On the energy front, the rotten apple in the policy barrel is climate change. Either it’s a looming planetary disaster or it’s a hoax. For Senator Merkley it’s the former, for many Republicans it’s the latter. Meanwhile the realities of sustaining and growing an energy dependent economy receive little serious attention.
Among those realities are these: Green energy continues to be heavily subsidized but has made significant efficiency gains. Wind, solar and conservation will provide a growing share of national energy, but we will remain heavily dependent on fossil fuels for the foreseeable future. Trains are very safe for transporting hazardous fuels, but accidents will occur. Pipelines are even safer, but accidents will occur. Hydropower is emission free, but kills lots of fish. Wind turbines are also emission free (not accounting for manufacture and transportation), but kill thousands of birds and destroy sometimes-magnificent scenic vistas. Nuclear is safer than it has ever been, but many people are scared to death of it. The welfare of the middle class and everyone else depends on a reliable and affordable supply of energy, but energy generation imposes unavoidable environmental and safety risks.
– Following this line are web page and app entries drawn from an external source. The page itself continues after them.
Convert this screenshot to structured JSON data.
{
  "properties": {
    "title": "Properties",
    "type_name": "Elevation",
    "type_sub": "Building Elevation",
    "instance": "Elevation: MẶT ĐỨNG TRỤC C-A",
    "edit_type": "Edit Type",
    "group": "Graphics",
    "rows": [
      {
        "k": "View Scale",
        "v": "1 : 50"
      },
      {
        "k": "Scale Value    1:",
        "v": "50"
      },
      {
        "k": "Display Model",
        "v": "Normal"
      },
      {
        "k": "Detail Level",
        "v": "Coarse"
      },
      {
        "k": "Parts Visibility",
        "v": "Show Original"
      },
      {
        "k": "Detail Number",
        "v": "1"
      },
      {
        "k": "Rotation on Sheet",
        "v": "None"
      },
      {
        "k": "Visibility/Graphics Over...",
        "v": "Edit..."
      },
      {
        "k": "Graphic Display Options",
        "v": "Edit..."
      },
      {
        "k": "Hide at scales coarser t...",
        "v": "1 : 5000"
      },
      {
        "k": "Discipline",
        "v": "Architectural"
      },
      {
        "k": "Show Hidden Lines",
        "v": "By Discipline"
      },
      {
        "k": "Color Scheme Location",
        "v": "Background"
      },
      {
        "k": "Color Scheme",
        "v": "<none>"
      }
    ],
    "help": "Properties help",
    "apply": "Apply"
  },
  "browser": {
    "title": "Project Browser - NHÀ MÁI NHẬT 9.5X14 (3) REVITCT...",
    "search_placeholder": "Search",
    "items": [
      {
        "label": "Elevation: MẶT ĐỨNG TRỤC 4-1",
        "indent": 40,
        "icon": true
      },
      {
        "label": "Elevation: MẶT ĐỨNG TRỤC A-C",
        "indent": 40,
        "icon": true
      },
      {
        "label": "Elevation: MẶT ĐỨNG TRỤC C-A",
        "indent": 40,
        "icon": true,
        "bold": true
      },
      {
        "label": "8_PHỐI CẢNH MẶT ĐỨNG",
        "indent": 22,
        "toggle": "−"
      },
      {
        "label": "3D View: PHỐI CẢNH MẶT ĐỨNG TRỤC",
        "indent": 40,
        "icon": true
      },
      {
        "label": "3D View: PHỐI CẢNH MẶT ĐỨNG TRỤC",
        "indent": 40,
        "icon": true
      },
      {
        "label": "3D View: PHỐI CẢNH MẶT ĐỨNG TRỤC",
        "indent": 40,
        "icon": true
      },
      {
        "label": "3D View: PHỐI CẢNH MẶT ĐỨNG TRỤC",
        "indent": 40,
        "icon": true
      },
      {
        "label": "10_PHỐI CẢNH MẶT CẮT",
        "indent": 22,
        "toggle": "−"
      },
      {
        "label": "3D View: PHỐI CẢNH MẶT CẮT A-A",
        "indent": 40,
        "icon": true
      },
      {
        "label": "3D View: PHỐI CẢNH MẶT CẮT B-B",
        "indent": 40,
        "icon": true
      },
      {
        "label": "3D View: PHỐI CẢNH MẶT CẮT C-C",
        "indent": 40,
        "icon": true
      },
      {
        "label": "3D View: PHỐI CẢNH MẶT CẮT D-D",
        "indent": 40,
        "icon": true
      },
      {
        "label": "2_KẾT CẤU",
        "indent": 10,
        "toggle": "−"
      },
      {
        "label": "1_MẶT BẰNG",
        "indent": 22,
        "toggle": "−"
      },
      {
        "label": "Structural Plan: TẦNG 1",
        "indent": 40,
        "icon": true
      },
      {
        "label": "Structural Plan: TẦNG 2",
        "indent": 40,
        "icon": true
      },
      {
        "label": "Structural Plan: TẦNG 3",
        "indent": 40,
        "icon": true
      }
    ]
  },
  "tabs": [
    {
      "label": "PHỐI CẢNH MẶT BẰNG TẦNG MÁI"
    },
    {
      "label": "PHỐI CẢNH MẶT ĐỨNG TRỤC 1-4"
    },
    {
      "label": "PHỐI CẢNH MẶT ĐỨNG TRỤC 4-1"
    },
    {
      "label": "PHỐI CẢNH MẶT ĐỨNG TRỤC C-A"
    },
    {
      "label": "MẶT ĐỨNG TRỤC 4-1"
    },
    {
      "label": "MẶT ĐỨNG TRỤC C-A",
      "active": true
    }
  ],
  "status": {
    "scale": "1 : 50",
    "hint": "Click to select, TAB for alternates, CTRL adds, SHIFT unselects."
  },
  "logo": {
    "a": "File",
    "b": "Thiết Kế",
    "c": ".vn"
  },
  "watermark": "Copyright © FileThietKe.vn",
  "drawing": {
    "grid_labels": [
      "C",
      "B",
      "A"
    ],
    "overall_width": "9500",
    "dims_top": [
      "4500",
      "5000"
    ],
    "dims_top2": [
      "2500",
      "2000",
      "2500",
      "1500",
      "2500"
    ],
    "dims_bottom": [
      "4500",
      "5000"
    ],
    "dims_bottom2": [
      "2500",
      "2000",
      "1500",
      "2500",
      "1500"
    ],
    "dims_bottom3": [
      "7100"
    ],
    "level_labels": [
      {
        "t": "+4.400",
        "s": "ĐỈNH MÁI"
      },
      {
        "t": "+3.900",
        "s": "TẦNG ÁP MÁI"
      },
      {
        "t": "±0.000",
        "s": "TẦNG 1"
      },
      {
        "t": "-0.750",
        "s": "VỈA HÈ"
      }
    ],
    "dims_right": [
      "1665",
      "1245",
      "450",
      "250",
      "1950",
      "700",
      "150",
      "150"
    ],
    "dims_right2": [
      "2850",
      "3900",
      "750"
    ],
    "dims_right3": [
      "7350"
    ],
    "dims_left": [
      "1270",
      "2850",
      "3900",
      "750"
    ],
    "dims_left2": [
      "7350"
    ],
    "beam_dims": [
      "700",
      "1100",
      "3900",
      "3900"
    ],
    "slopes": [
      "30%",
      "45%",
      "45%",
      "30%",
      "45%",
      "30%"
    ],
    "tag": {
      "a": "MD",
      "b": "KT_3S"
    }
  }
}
It’s a really complicated world out there, even ignoring the multitude of other matters that affect energy supply and demand – too complicated for ideology driven policy prescriptions. But that’s what we get from a Congress populated by partisans on both sides of the aisle who may be well-intentioned but who are, or believe themselves to be, captive to a politics of ideological purity.
Energy policy cannot turn on a choice between fossil fuels and green energy. For as far as we can project, our energy will have to be derived from a combination of sources and that combination will change over time. Saying no to fossil fuels may be a surefire way to get reelected in Blue Oregon, and saying drill baby drill may assure reelection in Red Oklahoma, but a sensible energy policy requires more nuanced thinking.
What we need are energy policies that encourage entrepreneurs to pursue creative solutions and, yes, make a profit in the process. We need government officials dedicated to solving problems and meeting challenges rather than serving the ideological agenda of whoever occupies the White House. Because he is in a safely Democratic seat Senator Merkley, along with others in both parties, could take the lead in developing energy policies responsive not to ideology but to the world as it actually is. Unfortunately, experience suggests that they will continue to pursue policies for a world as they wish it were.